Copy each line of the entries that includes the word "JSON".

(DATA TO PROCESS Opens)

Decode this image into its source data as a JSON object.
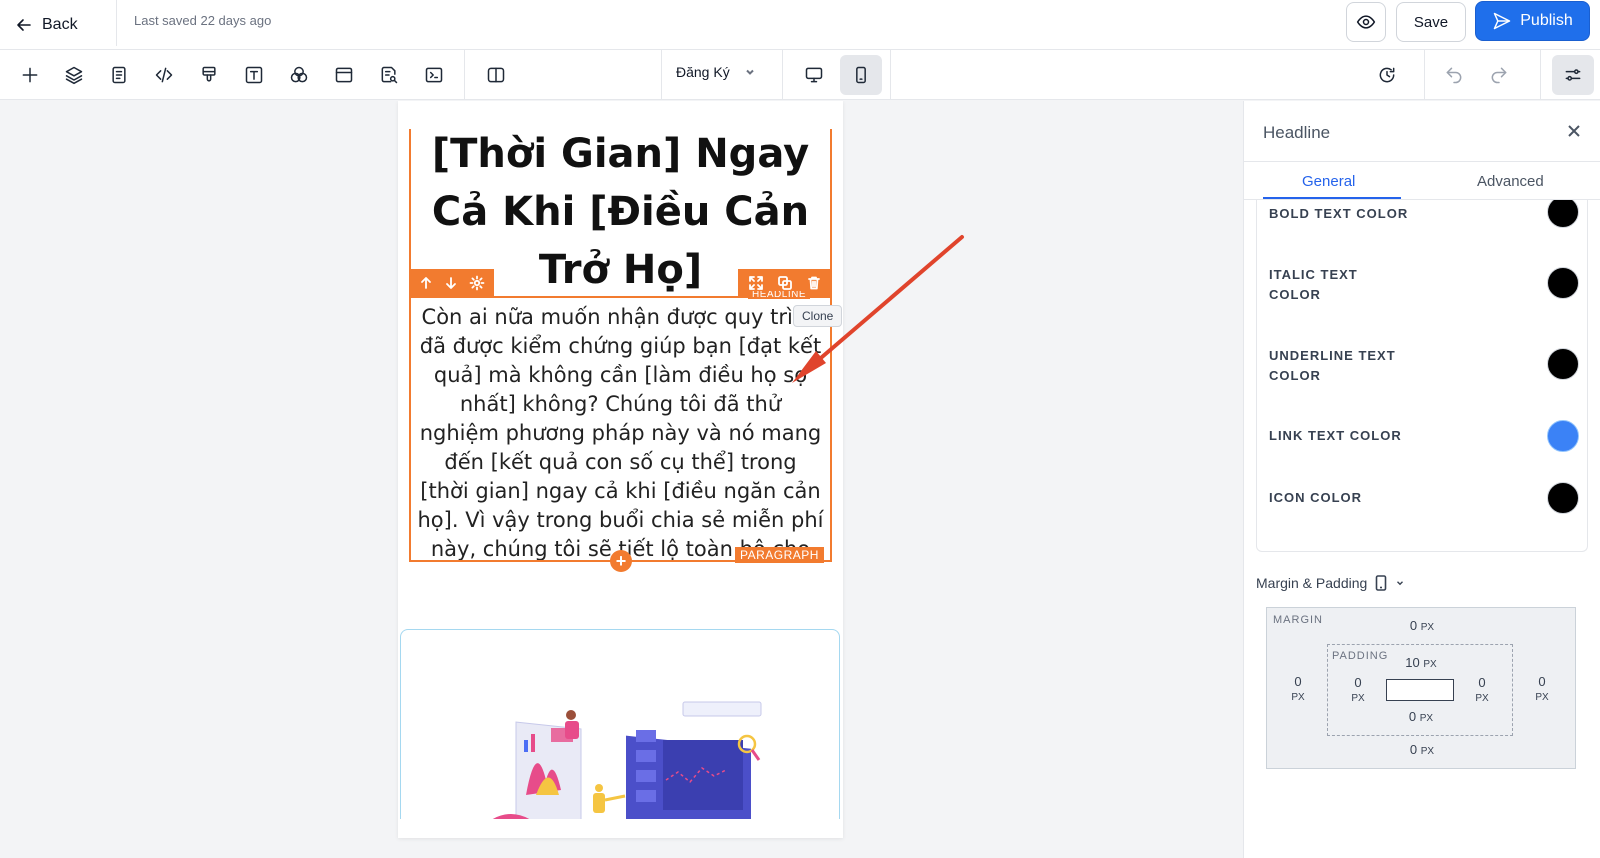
{
  "topbar": {
    "back_label": "Back",
    "last_saved": "Last saved 22 days ago",
    "save_label": "Save",
    "publish_label": "Publish"
  },
  "toolbar": {
    "page_select": "Đăng Ký"
  },
  "canvas": {
    "headline": "[Thời Gian] Ngay Cả Khi [Điều Cản Trở Họ]",
    "headline_tag": "HEADLINE",
    "paragraph": "Còn ai nữa muốn nhận được quy trình đã được kiểm chứng giúp bạn [đạt kết quả] mà không cần [làm điều họ sợ nhất] không? Chúng tôi đã thử nghiệm phương pháp này và nó mang đến [kết quả con số cụ thể] trong [thời gian] ngay cả khi [điều ngăn cản họ]. Vì vậy trong buổi chia sẻ miễn phí này, chúng tôi sẽ tiết lộ toàn bộ cho bạn",
    "paragraph_tag": "PARAGRAPH",
    "tooltip": "Clone",
    "add_symbol": "+"
  },
  "panel": {
    "title": "Headline",
    "tabs": [
      {
        "label": "General",
        "active": true
      },
      {
        "label": "Advanced",
        "active": false
      }
    ],
    "colors": [
      {
        "label": "BOLD TEXT COLOR",
        "value": "#000000"
      },
      {
        "label": "ITALIC TEXT COLOR",
        "value": "#000000"
      },
      {
        "label": "UNDERLINE TEXT COLOR",
        "value": "#000000"
      },
      {
        "label": "LINK TEXT COLOR",
        "value": "#3b82f6"
      },
      {
        "label": "ICON COLOR",
        "value": "#000000"
      }
    ],
    "margin_padding_label": "Margin & Padding",
    "margin": {
      "label": "MARGIN",
      "top": "0",
      "right": "0",
      "bottom": "0",
      "left": "0",
      "unit": "PX"
    },
    "padding": {
      "label": "PADDING",
      "top": "10",
      "right": "0",
      "bottom": "0",
      "left": "0",
      "unit": "PX"
    }
  },
  "colors": {
    "accent": "#1f6feb",
    "element_outline": "#f27b2f",
    "annotation_arrow": "#e0442c"
  }
}
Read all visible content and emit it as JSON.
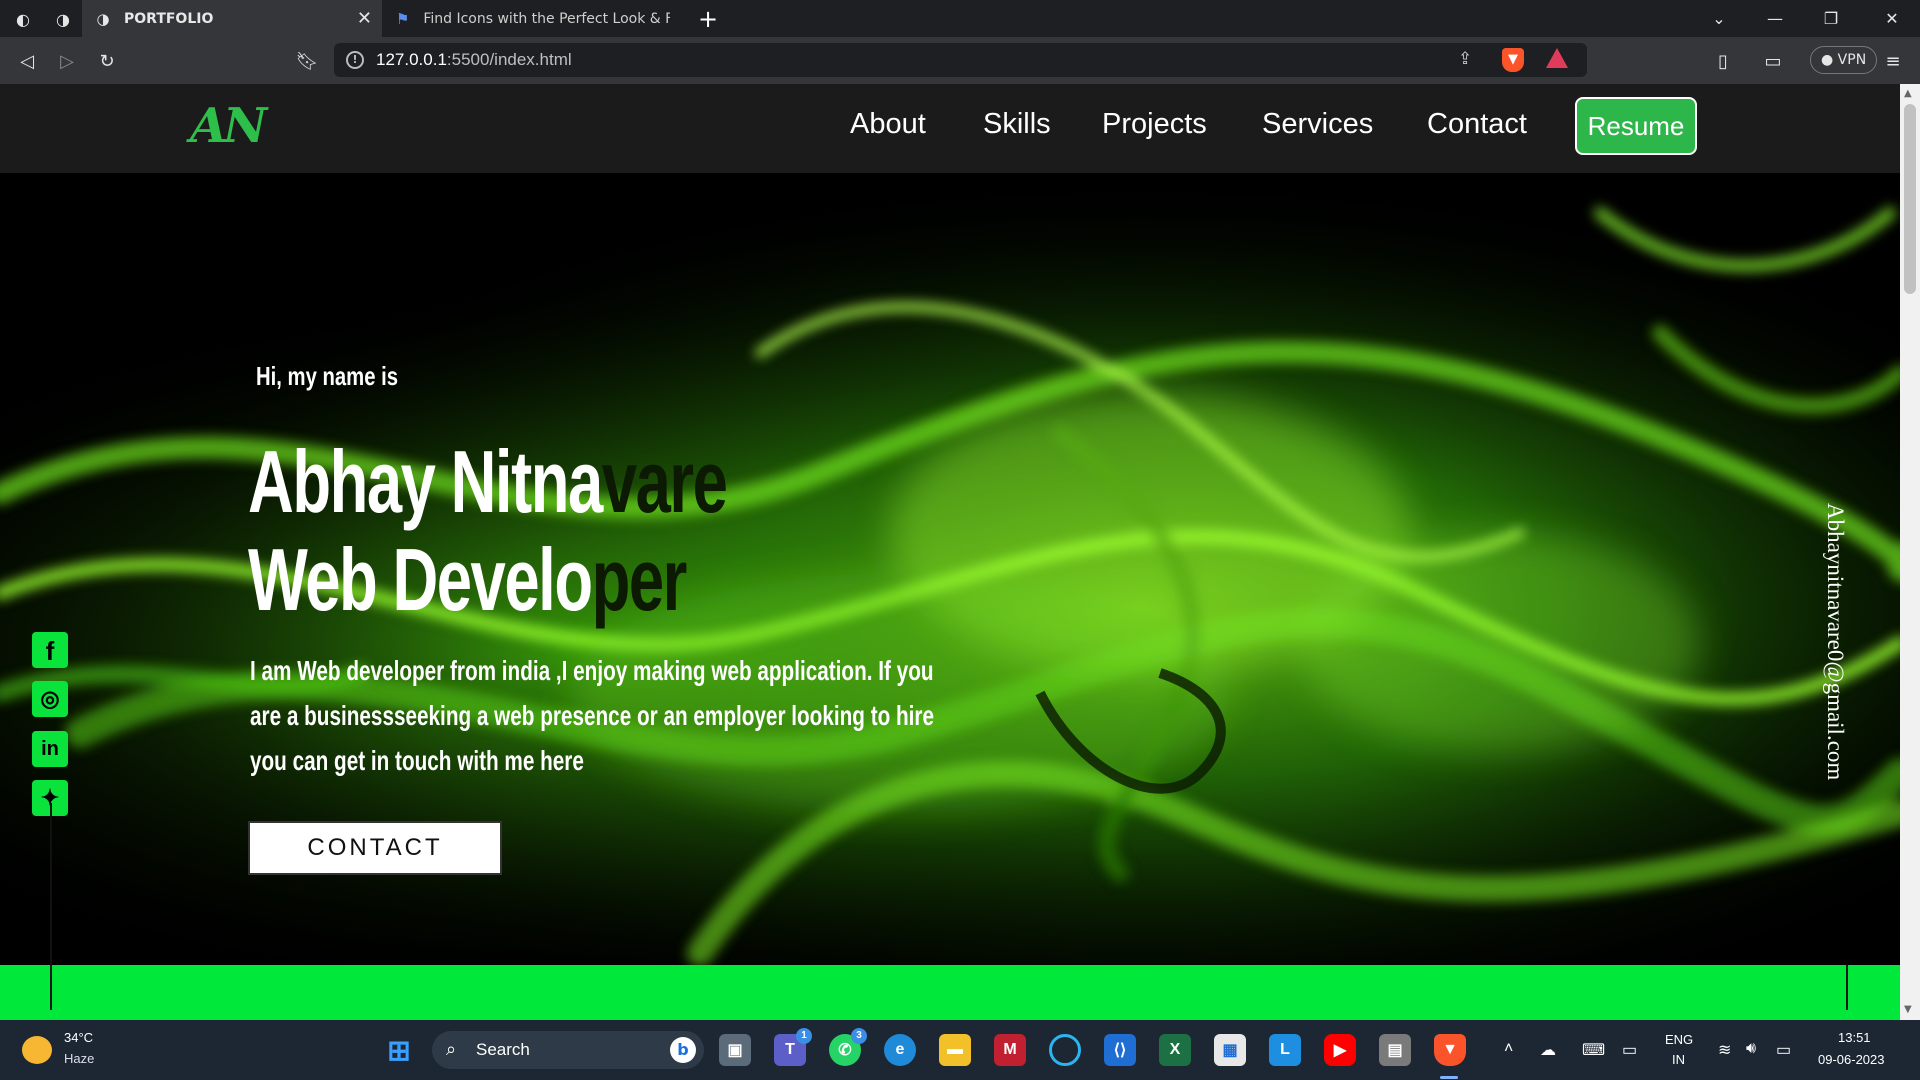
{
  "browser": {
    "tabs": [
      {
        "title": "PORTFOLIO",
        "active": true
      },
      {
        "title": "Find Icons with the Perfect Look & Fee",
        "active": false
      }
    ],
    "url": {
      "host": "127.0.0.1",
      "rest": ":5500/index.html"
    },
    "vpn_label": "VPN"
  },
  "site": {
    "logo": "AN",
    "nav": [
      "About",
      "Skills",
      "Projects",
      "Services",
      "Contact"
    ],
    "resume_label": "Resume",
    "hero": {
      "greeting": "Hi, my name is",
      "name_solid": "Abhay Nitna",
      "name_fade": "vare",
      "role_solid": "Web Develo",
      "role_fade": "per",
      "description": "I am Web developer from india ,I enjoy making web application. If you are a businessseeking a web presence or an employer looking to hire you can get in touch with me here",
      "contact_label": "CONTACT",
      "email": "Abhaynitnavare0@gmail.com"
    },
    "social": [
      "facebook-icon",
      "instagram-icon",
      "linkedin-icon",
      "twitter-icon"
    ],
    "accent_color": "#00e83a"
  },
  "taskbar": {
    "weather_temp": "34°C",
    "weather_cond": "Haze",
    "search_label": "Search",
    "teams_badge": "1",
    "whatsapp_badge": "3",
    "lang_top": "ENG",
    "lang_bottom": "IN",
    "time": "13:51",
    "date": "09-06-2023"
  }
}
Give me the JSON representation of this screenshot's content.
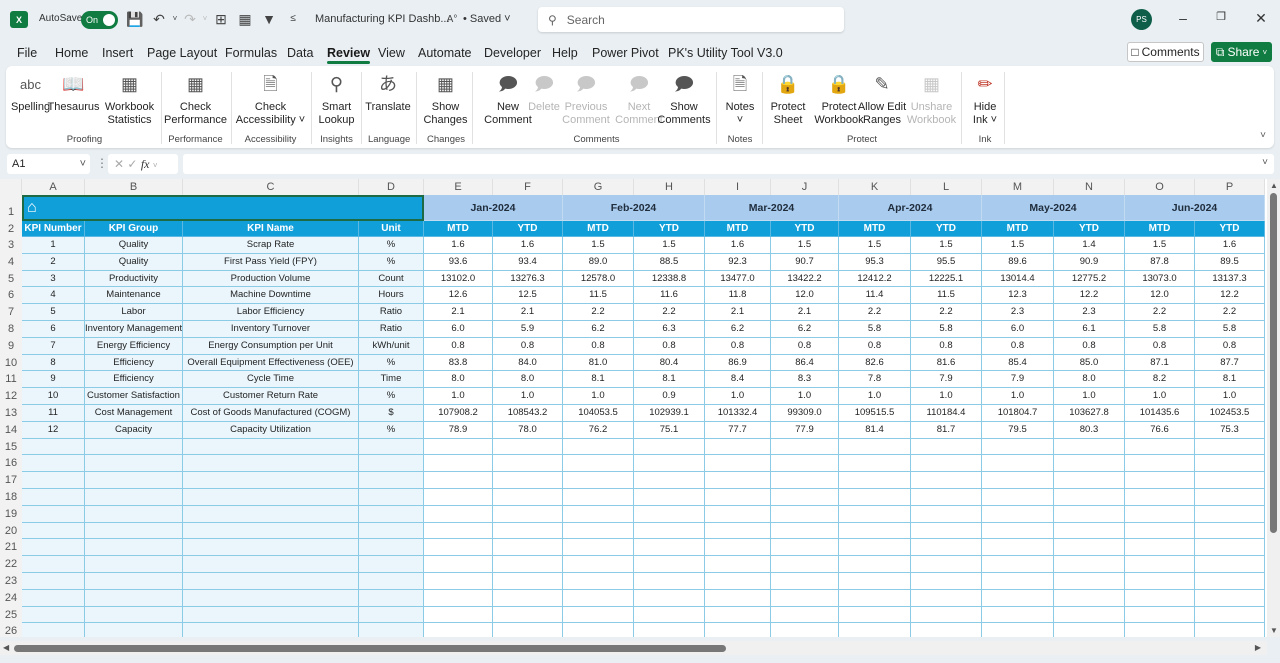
{
  "titlebar": {
    "app_icon": "X",
    "autosave_label": "AutoSave",
    "autosave_state": "On",
    "doc_title": "Manufacturing KPI Dashb...",
    "save_status": "• Saved",
    "search_placeholder": "Search",
    "user_initials": "PS",
    "icons": [
      "save-icon",
      "undo-icon",
      "redo-icon",
      "borders-icon",
      "picture-icon",
      "filter-icon",
      "customize-qat-icon"
    ]
  },
  "menu": {
    "tabs": [
      "File",
      "Home",
      "Insert",
      "Page Layout",
      "Formulas",
      "Data",
      "Review",
      "View",
      "Automate",
      "Developer",
      "Help",
      "Power Pivot",
      "PK's Utility Tool V3.0"
    ],
    "active": "Review",
    "comments_label": "Comments",
    "share_label": "Share"
  },
  "ribbon": {
    "groups": [
      {
        "label": "Proofing",
        "buttons": [
          {
            "label": "Spelling",
            "icon": "spelling-icon"
          },
          {
            "label": "Thesaurus",
            "icon": "thesaurus-icon"
          },
          {
            "label": "Workbook Statistics",
            "icon": "workbook-statistics-icon"
          }
        ]
      },
      {
        "label": "Performance",
        "buttons": [
          {
            "label": "Check Performance",
            "icon": "check-performance-icon"
          }
        ]
      },
      {
        "label": "Accessibility",
        "buttons": [
          {
            "label": "Check Accessibility ˅",
            "icon": "check-accessibility-icon"
          }
        ]
      },
      {
        "label": "Insights",
        "buttons": [
          {
            "label": "Smart Lookup",
            "icon": "smart-lookup-icon"
          }
        ]
      },
      {
        "label": "Language",
        "buttons": [
          {
            "label": "Translate",
            "icon": "translate-icon"
          }
        ]
      },
      {
        "label": "Changes",
        "buttons": [
          {
            "label": "Show Changes",
            "icon": "show-changes-icon"
          }
        ]
      },
      {
        "label": "Comments",
        "buttons": [
          {
            "label": "New Comment",
            "icon": "new-comment-icon"
          },
          {
            "label": "Delete",
            "icon": "delete-comment-icon",
            "disabled": true
          },
          {
            "label": "Previous Comment",
            "icon": "previous-comment-icon",
            "disabled": true
          },
          {
            "label": "Next Comment",
            "icon": "next-comment-icon",
            "disabled": true
          },
          {
            "label": "Show Comments",
            "icon": "show-comments-icon"
          }
        ]
      },
      {
        "label": "Notes",
        "buttons": [
          {
            "label": "Notes ˅",
            "icon": "notes-icon"
          }
        ]
      },
      {
        "label": "Protect",
        "buttons": [
          {
            "label": "Protect Sheet",
            "icon": "protect-sheet-icon"
          },
          {
            "label": "Protect Workbook",
            "icon": "protect-workbook-icon"
          },
          {
            "label": "Allow Edit Ranges",
            "icon": "allow-edit-ranges-icon"
          },
          {
            "label": "Unshare Workbook",
            "icon": "unshare-workbook-icon",
            "disabled": true
          }
        ]
      },
      {
        "label": "Ink",
        "buttons": [
          {
            "label": "Hide Ink ˅",
            "icon": "hide-ink-icon"
          }
        ]
      }
    ]
  },
  "formula_bar": {
    "name_box": "A1",
    "fx_label": "fx",
    "formula": ""
  },
  "sheet": {
    "columns": [
      "A",
      "B",
      "C",
      "D",
      "E",
      "F",
      "G",
      "H",
      "I",
      "J",
      "K",
      "L",
      "M",
      "N",
      "O",
      "P"
    ],
    "rows": [
      "1",
      "2",
      "3",
      "4",
      "5",
      "6",
      "7",
      "8",
      "9",
      "10",
      "11",
      "12",
      "13",
      "14",
      "15",
      "16",
      "17",
      "18",
      "19",
      "20",
      "21",
      "22",
      "23",
      "24",
      "25",
      "26"
    ],
    "header_icon": "home-icon",
    "headers": [
      "KPI Number",
      "KPI Group",
      "KPI Name",
      "Unit"
    ],
    "months": [
      "Jan-2024",
      "Feb-2024",
      "Mar-2024",
      "Apr-2024",
      "May-2024",
      "Jun-2024"
    ],
    "sub_headers": [
      "MTD",
      "YTD"
    ],
    "kpis": [
      {
        "num": "1",
        "group": "Quality",
        "name": "Scrap Rate",
        "unit": "%",
        "values": [
          "1.6",
          "1.6",
          "1.5",
          "1.5",
          "1.6",
          "1.5",
          "1.5",
          "1.5",
          "1.5",
          "1.4",
          "1.5",
          "1.6"
        ]
      },
      {
        "num": "2",
        "group": "Quality",
        "name": "First Pass Yield (FPY)",
        "unit": "%",
        "values": [
          "93.6",
          "93.4",
          "89.0",
          "88.5",
          "92.3",
          "90.7",
          "95.3",
          "95.5",
          "89.6",
          "90.9",
          "87.8",
          "89.5"
        ]
      },
      {
        "num": "3",
        "group": "Productivity",
        "name": "Production Volume",
        "unit": "Count",
        "values": [
          "13102.0",
          "13276.3",
          "12578.0",
          "12338.8",
          "13477.0",
          "13422.2",
          "12412.2",
          "12225.1",
          "13014.4",
          "12775.2",
          "13073.0",
          "13137.3"
        ]
      },
      {
        "num": "4",
        "group": "Maintenance",
        "name": "Machine Downtime",
        "unit": "Hours",
        "values": [
          "12.6",
          "12.5",
          "11.5",
          "11.6",
          "11.8",
          "12.0",
          "11.4",
          "11.5",
          "12.3",
          "12.2",
          "12.0",
          "12.2"
        ]
      },
      {
        "num": "5",
        "group": "Labor",
        "name": "Labor Efficiency",
        "unit": "Ratio",
        "values": [
          "2.1",
          "2.1",
          "2.2",
          "2.2",
          "2.1",
          "2.1",
          "2.2",
          "2.2",
          "2.3",
          "2.3",
          "2.2",
          "2.2"
        ]
      },
      {
        "num": "6",
        "group": "Inventory Management",
        "name": "Inventory Turnover",
        "unit": "Ratio",
        "values": [
          "6.0",
          "5.9",
          "6.2",
          "6.3",
          "6.2",
          "6.2",
          "5.8",
          "5.8",
          "6.0",
          "6.1",
          "5.8",
          "5.8"
        ]
      },
      {
        "num": "7",
        "group": "Energy Efficiency",
        "name": "Energy Consumption per Unit",
        "unit": "kWh/unit",
        "values": [
          "0.8",
          "0.8",
          "0.8",
          "0.8",
          "0.8",
          "0.8",
          "0.8",
          "0.8",
          "0.8",
          "0.8",
          "0.8",
          "0.8"
        ]
      },
      {
        "num": "8",
        "group": "Efficiency",
        "name": "Overall Equipment Effectiveness (OEE)",
        "unit": "%",
        "values": [
          "83.8",
          "84.0",
          "81.0",
          "80.4",
          "86.9",
          "86.4",
          "82.6",
          "81.6",
          "85.4",
          "85.0",
          "87.1",
          "87.7"
        ]
      },
      {
        "num": "9",
        "group": "Efficiency",
        "name": "Cycle Time",
        "unit": "Time",
        "values": [
          "8.0",
          "8.0",
          "8.1",
          "8.1",
          "8.4",
          "8.3",
          "7.8",
          "7.9",
          "7.9",
          "8.0",
          "8.2",
          "8.1"
        ]
      },
      {
        "num": "10",
        "group": "Customer Satisfaction",
        "name": "Customer Return Rate",
        "unit": "%",
        "values": [
          "1.0",
          "1.0",
          "1.0",
          "0.9",
          "1.0",
          "1.0",
          "1.0",
          "1.0",
          "1.0",
          "1.0",
          "1.0",
          "1.0"
        ]
      },
      {
        "num": "11",
        "group": "Cost Management",
        "name": "Cost of Goods Manufactured (COGM)",
        "unit": "$",
        "values": [
          "107908.2",
          "108543.2",
          "104053.5",
          "102939.1",
          "101332.4",
          "99309.0",
          "109515.5",
          "110184.4",
          "101804.7",
          "103627.8",
          "101435.6",
          "102453.5"
        ]
      },
      {
        "num": "12",
        "group": "Capacity",
        "name": "Capacity Utilization",
        "unit": "%",
        "values": [
          "78.9",
          "78.0",
          "76.2",
          "75.1",
          "77.7",
          "77.9",
          "81.4",
          "81.7",
          "79.5",
          "80.3",
          "76.6",
          "75.3"
        ]
      }
    ],
    "colors": {
      "header_blue": "#119fd9",
      "month_blue": "#a9cbed",
      "left_fill": "#eaf6fc",
      "grid": "#8ccbe6"
    }
  }
}
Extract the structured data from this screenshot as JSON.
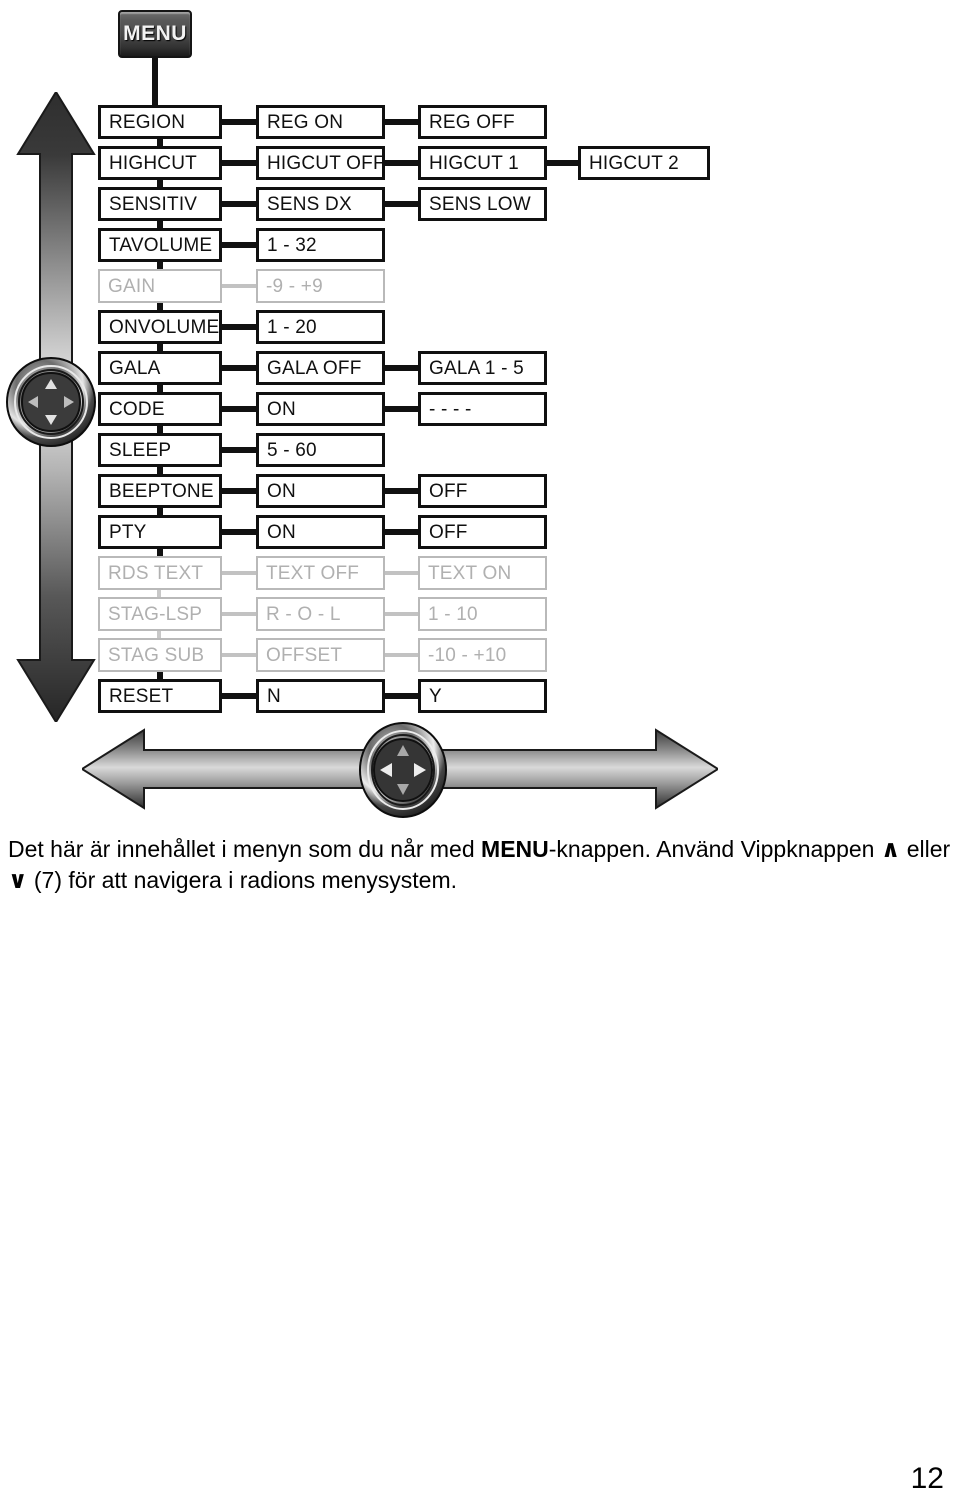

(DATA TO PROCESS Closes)

*ANSWER TO THIS PROBLEM*.
Decode this image into its source data as a JSON object.
Read all visible content and emit it as JSON.
Give me the JSON representation of this screenshot's content.
Extract the structured data from this screenshot as JSON.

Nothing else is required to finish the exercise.